#### Exercise data ####
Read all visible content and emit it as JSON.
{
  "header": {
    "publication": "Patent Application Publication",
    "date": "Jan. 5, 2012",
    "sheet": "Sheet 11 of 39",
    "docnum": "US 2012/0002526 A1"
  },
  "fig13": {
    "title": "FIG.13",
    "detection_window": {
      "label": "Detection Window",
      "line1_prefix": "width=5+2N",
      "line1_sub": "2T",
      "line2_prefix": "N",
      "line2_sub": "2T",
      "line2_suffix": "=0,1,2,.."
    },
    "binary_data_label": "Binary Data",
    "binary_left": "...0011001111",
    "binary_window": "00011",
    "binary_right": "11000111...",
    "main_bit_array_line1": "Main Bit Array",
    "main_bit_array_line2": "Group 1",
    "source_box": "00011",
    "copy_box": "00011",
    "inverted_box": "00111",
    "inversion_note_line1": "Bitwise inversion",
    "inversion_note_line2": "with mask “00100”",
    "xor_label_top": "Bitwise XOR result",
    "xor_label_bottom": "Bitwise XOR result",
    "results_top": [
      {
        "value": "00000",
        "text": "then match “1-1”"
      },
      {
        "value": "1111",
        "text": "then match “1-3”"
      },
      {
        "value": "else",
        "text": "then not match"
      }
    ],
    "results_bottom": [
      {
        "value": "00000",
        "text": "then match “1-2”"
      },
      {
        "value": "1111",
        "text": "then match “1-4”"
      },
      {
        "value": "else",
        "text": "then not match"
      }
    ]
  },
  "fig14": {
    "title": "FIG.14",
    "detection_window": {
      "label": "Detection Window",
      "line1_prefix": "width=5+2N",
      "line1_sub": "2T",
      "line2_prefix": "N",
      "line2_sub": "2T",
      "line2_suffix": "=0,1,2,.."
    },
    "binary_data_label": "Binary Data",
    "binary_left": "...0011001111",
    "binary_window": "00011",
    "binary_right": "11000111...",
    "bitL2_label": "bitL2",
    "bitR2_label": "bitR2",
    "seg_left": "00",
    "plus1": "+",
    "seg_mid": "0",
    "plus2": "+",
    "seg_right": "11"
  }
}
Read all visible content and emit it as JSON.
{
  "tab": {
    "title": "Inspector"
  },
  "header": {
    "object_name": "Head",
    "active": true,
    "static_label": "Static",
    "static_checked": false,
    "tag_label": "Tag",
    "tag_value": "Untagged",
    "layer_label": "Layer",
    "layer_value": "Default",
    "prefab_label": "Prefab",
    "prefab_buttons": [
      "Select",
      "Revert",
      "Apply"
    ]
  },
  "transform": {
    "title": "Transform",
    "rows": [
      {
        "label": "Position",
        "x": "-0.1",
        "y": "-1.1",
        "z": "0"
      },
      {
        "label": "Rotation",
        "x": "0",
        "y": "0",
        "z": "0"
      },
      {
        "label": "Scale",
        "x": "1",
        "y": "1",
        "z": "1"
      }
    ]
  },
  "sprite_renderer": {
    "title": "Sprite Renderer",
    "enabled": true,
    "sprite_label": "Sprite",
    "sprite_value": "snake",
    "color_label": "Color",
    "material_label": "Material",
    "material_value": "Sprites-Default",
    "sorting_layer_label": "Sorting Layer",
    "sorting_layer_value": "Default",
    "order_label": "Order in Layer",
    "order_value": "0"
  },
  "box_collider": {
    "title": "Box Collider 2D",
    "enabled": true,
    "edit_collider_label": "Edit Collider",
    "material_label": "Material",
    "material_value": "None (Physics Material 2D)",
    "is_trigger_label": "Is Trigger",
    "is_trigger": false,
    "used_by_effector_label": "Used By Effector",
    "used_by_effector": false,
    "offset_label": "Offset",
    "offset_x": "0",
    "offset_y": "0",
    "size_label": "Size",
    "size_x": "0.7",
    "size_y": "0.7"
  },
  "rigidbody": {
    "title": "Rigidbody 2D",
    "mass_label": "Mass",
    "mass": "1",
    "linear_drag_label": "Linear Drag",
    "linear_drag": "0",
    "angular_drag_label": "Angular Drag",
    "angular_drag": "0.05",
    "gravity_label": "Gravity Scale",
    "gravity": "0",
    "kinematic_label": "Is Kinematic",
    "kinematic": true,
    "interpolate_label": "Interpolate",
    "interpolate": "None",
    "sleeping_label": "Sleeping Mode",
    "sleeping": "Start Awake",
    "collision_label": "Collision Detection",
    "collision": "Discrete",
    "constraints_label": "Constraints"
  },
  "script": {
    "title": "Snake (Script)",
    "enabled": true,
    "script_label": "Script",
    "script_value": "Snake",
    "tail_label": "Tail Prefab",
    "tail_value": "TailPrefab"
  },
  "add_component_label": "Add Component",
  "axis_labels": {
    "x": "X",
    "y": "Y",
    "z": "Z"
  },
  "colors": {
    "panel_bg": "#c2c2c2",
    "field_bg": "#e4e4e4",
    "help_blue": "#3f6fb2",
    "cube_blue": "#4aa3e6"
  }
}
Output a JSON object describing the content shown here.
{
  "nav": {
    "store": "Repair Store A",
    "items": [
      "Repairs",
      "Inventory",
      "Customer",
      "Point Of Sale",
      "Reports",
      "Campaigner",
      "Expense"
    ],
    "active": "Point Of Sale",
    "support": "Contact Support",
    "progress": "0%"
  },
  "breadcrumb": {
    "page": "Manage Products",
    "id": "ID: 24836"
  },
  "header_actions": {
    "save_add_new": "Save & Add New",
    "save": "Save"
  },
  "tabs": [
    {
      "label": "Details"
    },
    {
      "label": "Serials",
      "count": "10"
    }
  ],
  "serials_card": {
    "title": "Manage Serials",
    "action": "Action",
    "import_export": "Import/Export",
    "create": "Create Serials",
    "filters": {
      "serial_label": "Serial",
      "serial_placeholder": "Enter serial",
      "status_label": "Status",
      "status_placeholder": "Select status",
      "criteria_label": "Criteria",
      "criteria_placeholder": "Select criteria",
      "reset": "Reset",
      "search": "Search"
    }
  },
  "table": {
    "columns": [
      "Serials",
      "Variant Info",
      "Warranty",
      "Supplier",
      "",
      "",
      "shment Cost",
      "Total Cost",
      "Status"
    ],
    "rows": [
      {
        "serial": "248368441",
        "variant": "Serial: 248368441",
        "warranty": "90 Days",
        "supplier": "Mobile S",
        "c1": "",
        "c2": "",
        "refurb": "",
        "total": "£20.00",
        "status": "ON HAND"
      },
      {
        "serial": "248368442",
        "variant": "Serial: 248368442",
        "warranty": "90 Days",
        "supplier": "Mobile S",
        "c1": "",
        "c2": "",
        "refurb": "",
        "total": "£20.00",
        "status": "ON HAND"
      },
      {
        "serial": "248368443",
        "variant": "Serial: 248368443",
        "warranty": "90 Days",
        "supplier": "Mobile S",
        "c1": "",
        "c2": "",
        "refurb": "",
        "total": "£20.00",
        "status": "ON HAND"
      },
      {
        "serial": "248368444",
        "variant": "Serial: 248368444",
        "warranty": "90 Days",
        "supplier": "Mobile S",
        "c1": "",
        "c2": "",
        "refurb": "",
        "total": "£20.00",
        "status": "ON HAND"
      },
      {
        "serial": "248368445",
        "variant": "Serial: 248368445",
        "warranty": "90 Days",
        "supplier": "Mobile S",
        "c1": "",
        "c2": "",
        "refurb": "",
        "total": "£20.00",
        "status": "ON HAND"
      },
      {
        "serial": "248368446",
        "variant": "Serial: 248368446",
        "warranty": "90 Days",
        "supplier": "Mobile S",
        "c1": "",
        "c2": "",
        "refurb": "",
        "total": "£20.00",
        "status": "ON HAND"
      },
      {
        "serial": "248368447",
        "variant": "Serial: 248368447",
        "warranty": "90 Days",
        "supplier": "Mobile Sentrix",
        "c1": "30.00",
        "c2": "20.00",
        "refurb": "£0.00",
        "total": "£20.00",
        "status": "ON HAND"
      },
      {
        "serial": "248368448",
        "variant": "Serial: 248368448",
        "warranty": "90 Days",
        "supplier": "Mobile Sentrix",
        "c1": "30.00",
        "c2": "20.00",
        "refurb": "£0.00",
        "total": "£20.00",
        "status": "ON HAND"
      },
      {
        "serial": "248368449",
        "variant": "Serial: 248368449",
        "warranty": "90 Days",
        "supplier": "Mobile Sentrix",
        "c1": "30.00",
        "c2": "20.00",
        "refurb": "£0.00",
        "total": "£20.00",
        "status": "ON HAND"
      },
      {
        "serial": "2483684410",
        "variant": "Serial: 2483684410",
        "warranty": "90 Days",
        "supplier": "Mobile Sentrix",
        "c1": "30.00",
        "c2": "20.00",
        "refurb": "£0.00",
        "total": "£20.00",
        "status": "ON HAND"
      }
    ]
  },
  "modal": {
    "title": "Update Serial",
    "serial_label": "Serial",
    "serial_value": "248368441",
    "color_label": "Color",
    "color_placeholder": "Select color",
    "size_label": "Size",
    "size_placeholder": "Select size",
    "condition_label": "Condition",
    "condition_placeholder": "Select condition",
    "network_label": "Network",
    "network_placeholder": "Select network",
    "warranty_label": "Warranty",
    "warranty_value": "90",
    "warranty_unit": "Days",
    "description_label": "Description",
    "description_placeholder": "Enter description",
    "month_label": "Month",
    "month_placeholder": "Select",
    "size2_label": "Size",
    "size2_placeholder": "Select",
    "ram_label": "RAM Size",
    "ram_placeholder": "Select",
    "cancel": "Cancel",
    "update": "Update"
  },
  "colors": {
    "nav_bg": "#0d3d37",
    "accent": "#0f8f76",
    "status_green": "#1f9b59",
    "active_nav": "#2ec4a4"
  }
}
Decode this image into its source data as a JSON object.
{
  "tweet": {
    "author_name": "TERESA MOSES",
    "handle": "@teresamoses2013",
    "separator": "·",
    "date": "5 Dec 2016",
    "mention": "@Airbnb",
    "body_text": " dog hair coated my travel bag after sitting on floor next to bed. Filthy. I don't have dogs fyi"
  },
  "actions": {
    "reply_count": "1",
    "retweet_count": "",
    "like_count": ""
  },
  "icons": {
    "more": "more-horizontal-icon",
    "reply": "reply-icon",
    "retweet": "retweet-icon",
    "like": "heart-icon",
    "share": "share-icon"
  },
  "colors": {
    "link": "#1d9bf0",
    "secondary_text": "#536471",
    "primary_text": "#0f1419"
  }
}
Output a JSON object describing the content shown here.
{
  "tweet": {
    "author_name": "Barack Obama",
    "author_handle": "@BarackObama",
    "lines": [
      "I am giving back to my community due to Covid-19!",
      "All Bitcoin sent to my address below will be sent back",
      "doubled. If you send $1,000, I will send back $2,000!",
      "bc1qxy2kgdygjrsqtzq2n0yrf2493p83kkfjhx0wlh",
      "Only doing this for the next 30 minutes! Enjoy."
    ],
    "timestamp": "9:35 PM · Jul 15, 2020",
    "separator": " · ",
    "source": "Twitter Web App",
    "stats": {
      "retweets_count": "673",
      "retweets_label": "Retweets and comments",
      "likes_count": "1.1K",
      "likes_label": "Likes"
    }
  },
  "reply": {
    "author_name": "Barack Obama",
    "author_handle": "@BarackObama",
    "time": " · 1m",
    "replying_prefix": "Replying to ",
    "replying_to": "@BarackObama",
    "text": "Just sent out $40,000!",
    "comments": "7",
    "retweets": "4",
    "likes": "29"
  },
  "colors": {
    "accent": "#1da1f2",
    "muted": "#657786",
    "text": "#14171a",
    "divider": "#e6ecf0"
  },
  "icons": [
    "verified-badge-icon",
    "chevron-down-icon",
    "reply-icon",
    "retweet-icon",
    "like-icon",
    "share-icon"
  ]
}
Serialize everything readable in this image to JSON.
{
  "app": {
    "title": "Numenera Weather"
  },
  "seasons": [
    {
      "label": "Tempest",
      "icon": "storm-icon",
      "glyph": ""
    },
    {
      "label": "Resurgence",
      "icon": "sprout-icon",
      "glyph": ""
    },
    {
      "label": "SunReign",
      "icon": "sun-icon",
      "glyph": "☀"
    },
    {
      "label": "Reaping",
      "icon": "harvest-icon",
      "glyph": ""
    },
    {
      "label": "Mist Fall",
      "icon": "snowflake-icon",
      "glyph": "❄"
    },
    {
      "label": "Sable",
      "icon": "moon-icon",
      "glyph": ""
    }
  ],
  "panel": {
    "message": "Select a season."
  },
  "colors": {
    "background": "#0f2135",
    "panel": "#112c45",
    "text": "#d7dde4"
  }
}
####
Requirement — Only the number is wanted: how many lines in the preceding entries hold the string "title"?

Written response — 11